▸ **What is being asked**: Check every line of the entries below for the word "color", then give only the number of lines that have it.
-------- Given records --------
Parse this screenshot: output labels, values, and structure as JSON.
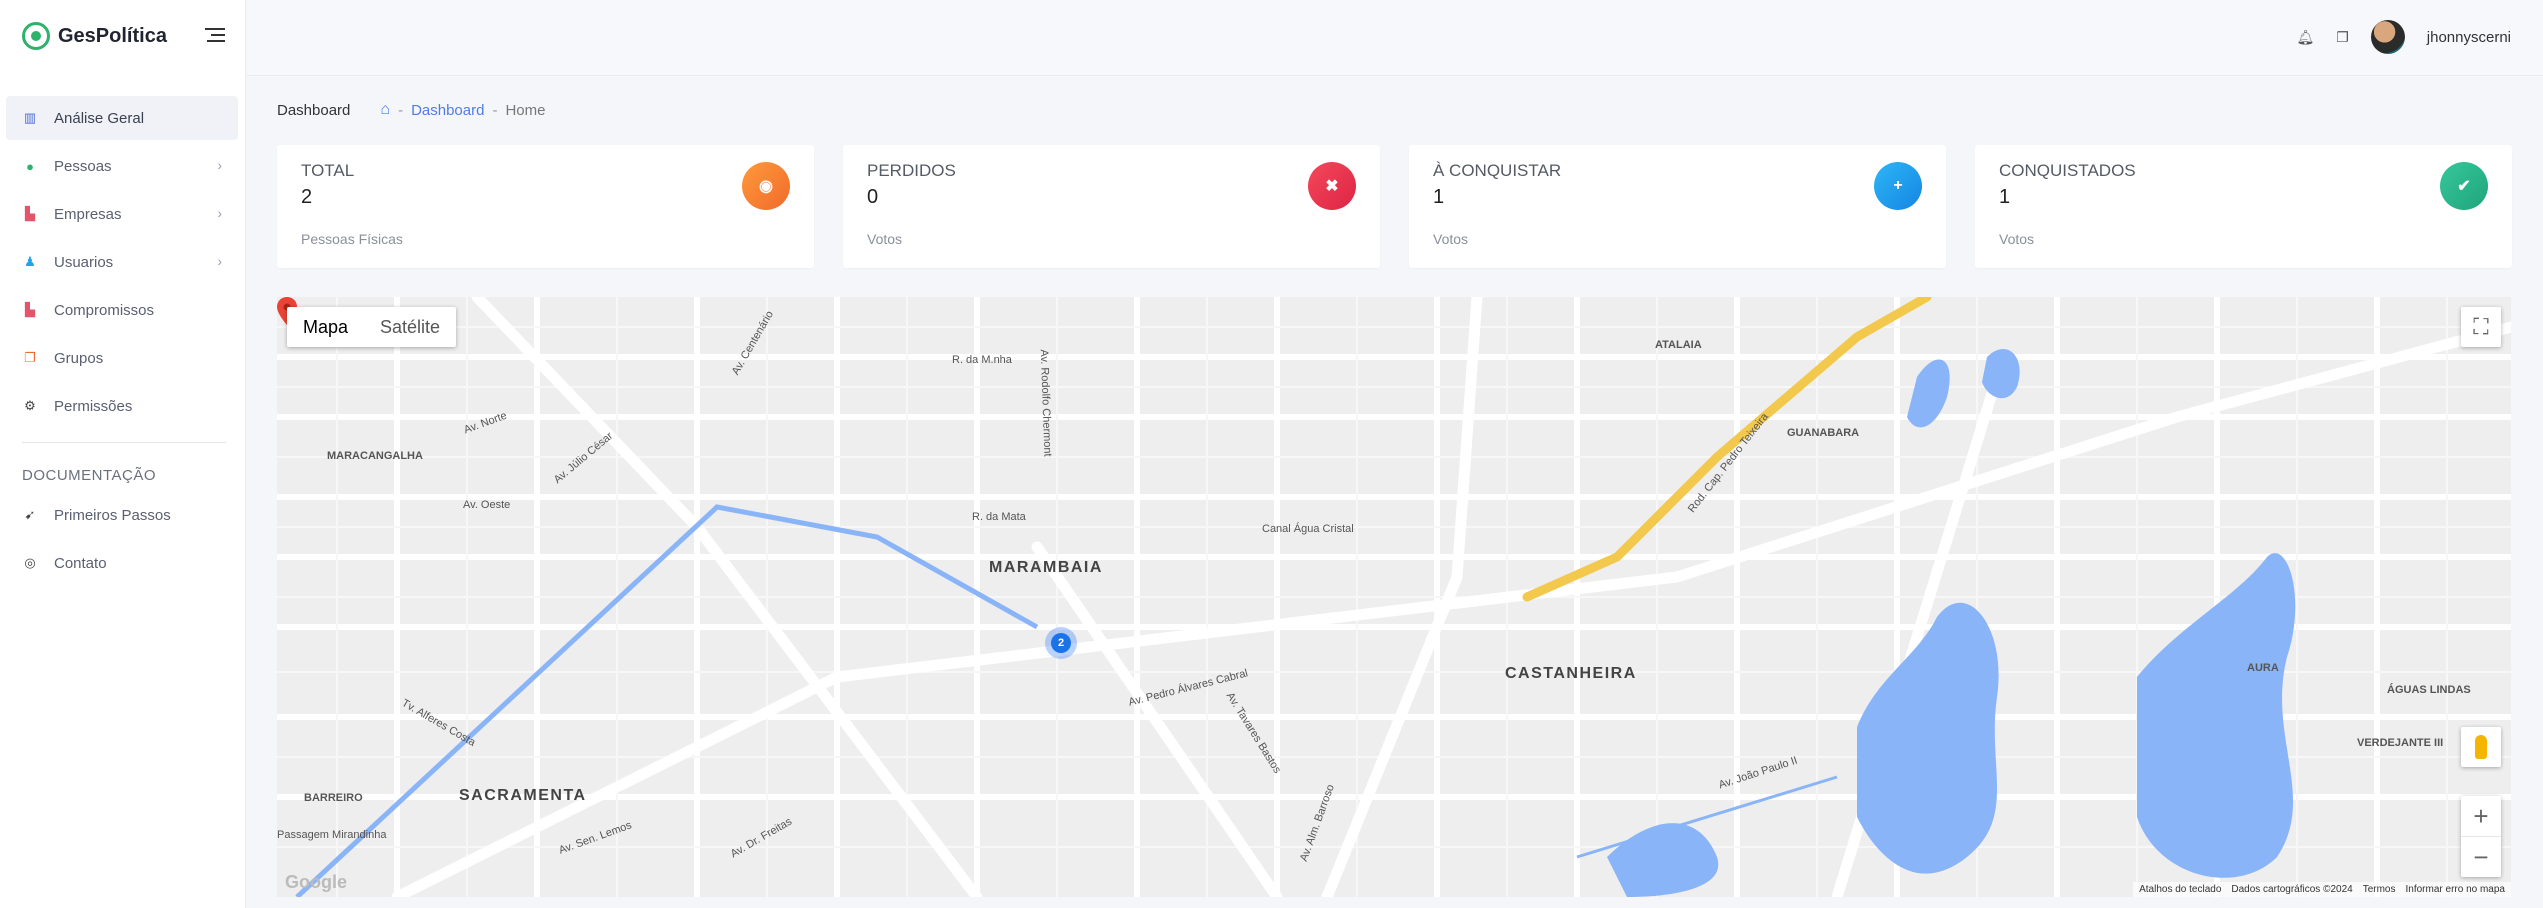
{
  "brand": {
    "name": "GesPolítica"
  },
  "sidebar": {
    "items": [
      {
        "label": "Análise Geral",
        "icon": "building-icon"
      },
      {
        "label": "Pessoas",
        "icon": "person-icon"
      },
      {
        "label": "Empresas",
        "icon": "factory-icon"
      },
      {
        "label": "Usuarios",
        "icon": "user-icon"
      },
      {
        "label": "Compromissos",
        "icon": "calendar-icon"
      },
      {
        "label": "Grupos",
        "icon": "copy-icon"
      },
      {
        "label": "Permissões",
        "icon": "gear-icon"
      }
    ],
    "section_title": "DOCUMENTAÇÃO",
    "doc_items": [
      {
        "label": "Primeiros Passos",
        "icon": "rocket-icon"
      },
      {
        "label": "Contato",
        "icon": "globe-icon"
      }
    ]
  },
  "topbar": {
    "username": "jhonnyscerni"
  },
  "breadcrumb": {
    "page": "Dashboard",
    "link": "Dashboard",
    "current": "Home",
    "separator": "-"
  },
  "cards": [
    {
      "title": "TOTAL",
      "value": "2",
      "caption": "Pessoas Físicas",
      "color": "#f37c33",
      "icon": "user-circle-icon"
    },
    {
      "title": "PERDIDOS",
      "value": "0",
      "caption": "Votos",
      "color": "#e73550",
      "icon": "close-icon"
    },
    {
      "title": "À CONQUISTAR",
      "value": "1",
      "caption": "Votos",
      "color": "#1f9cec",
      "icon": "plus-icon"
    },
    {
      "title": "CONQUISTADOS",
      "value": "1",
      "caption": "Votos",
      "color": "#29b68a",
      "icon": "check-icon"
    }
  ],
  "map": {
    "toggle": {
      "map": "Mapa",
      "satellite": "Satélite"
    },
    "cluster_count": "2",
    "labels": {
      "marambaia": "MARAMBAIA",
      "castanheira": "CASTANHEIRA",
      "sacramenta": "SACRAMENTA",
      "guanabara": "GUANABARA",
      "atalaia": "ATALAIA",
      "aura": "AURA",
      "maracangalha": "MARACANGALHA",
      "barreiro": "BARREIRO",
      "aguas_lindas": "ÁGUAS LINDAS",
      "verdejante": "VERDEJANTE III",
      "av_pedro_alvares": "Av. Pedro Álvares Cabral",
      "av_tavares_bastos": "Av. Tavares Bastos",
      "av_julio_cesar": "Av. Júlio César",
      "rod_cap_pedro": "Rod. Cap. Pedro Teixeira",
      "av_joao_paulo": "Av. João Paulo II",
      "av_alm_barroso": "Av. Alm. Barroso",
      "r_da_mata": "R. da Mata",
      "r_da_mnha": "R. da M.nha",
      "canal_agua_cristal": "Canal Água Cristal",
      "av_centenario": "Av. Centenário",
      "av_oeste": "Av. Oeste",
      "av_norte": "Av. Norte",
      "av_rodolfo": "Av. Rodolfo Chermont",
      "av_dr_freitas": "Av. Dr. Freitas",
      "av_sen_lemos": "Av. Sen. Lemos",
      "passagem_mirandinha": "Passagem Mirandinha",
      "tv_alferes_costa": "Tv. Alferes Costa"
    },
    "footer": {
      "shortcuts": "Atalhos do teclado",
      "data": "Dados cartográficos ©2024",
      "terms": "Termos",
      "report": "Informar erro no mapa"
    },
    "google_logo": "Google"
  }
}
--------
▸ **Reply to the task**: 4